(Beginning of Dataset extract)

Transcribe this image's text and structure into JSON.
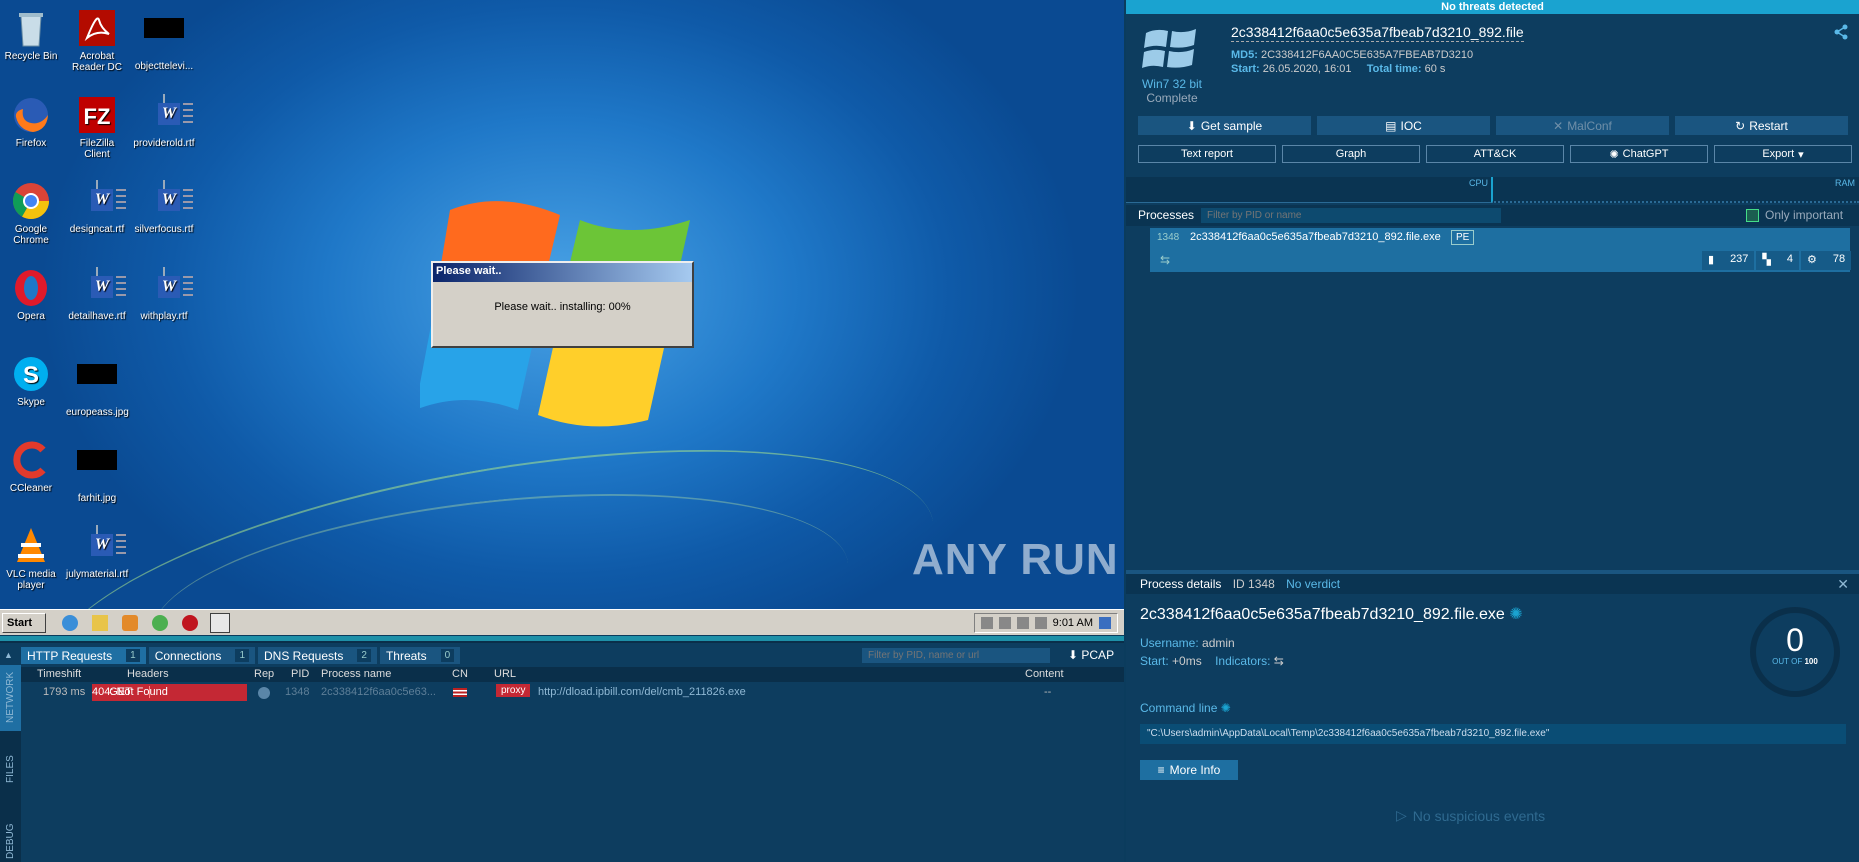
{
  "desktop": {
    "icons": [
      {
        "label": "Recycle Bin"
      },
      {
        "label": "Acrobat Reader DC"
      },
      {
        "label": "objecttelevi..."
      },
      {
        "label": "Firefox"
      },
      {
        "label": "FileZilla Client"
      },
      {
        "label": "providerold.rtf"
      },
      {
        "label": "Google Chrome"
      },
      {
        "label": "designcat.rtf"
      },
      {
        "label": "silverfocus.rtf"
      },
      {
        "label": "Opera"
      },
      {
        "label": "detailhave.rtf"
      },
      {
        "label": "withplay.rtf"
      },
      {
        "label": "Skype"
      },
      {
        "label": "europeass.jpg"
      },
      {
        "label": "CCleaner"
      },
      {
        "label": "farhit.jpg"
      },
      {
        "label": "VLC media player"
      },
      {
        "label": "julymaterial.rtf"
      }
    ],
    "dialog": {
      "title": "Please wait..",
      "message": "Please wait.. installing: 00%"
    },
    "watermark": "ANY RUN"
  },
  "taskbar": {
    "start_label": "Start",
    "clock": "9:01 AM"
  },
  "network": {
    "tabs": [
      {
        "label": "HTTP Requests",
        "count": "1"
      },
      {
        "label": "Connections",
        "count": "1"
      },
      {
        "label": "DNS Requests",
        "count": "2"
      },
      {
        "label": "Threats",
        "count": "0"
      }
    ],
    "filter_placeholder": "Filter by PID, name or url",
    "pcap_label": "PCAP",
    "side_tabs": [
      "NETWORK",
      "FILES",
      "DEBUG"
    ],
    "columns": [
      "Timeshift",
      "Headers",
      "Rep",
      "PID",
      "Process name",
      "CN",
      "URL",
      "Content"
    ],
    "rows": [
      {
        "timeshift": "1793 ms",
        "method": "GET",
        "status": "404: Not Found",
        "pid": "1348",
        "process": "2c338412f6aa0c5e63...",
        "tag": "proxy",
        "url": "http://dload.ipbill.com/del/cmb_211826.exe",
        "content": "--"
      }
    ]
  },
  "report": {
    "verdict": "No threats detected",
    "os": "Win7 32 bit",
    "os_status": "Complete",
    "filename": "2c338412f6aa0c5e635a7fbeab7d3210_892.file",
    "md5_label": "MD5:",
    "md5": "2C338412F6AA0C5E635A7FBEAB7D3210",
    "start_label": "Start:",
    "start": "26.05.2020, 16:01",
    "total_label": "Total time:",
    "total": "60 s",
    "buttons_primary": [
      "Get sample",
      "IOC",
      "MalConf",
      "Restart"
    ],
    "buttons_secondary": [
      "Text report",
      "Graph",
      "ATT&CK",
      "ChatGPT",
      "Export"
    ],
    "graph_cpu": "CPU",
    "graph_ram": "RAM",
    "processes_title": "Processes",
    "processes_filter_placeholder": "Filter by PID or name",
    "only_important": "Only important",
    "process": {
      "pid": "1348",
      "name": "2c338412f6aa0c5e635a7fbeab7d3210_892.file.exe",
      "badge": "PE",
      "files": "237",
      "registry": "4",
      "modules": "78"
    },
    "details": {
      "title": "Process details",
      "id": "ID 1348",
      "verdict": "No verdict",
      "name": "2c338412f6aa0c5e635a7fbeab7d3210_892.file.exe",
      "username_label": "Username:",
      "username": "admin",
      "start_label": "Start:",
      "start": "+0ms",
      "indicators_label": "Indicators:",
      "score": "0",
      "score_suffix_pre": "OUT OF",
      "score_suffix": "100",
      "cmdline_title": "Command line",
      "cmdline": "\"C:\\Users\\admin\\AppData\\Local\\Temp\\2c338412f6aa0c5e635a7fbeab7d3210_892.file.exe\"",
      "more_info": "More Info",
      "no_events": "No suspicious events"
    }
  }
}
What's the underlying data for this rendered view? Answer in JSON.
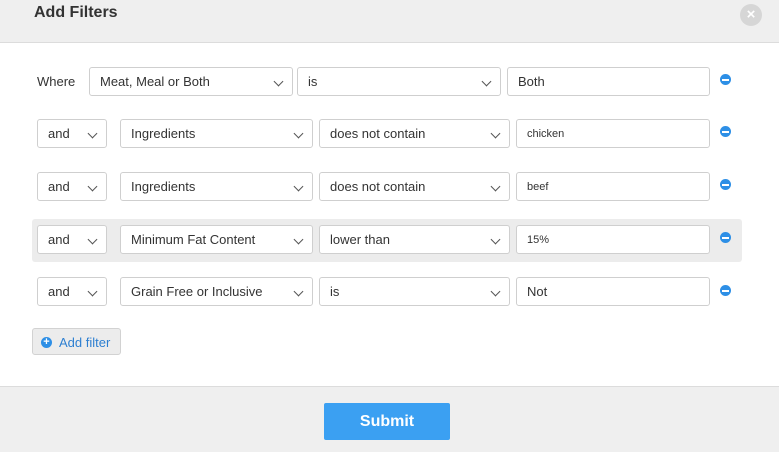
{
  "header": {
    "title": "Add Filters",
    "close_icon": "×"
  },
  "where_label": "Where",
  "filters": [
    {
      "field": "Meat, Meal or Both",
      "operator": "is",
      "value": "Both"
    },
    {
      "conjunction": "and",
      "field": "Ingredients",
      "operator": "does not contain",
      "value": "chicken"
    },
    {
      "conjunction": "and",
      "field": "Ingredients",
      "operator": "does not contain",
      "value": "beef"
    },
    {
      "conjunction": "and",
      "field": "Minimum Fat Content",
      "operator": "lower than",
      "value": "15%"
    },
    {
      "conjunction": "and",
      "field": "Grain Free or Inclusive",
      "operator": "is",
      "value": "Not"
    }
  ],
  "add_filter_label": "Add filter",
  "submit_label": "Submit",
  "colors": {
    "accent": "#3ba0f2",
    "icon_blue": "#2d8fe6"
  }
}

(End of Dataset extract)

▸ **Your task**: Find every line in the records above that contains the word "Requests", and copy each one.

▸ **Written answer**:
        "label": "HTTP Requests",
        "label": "DNS Requests",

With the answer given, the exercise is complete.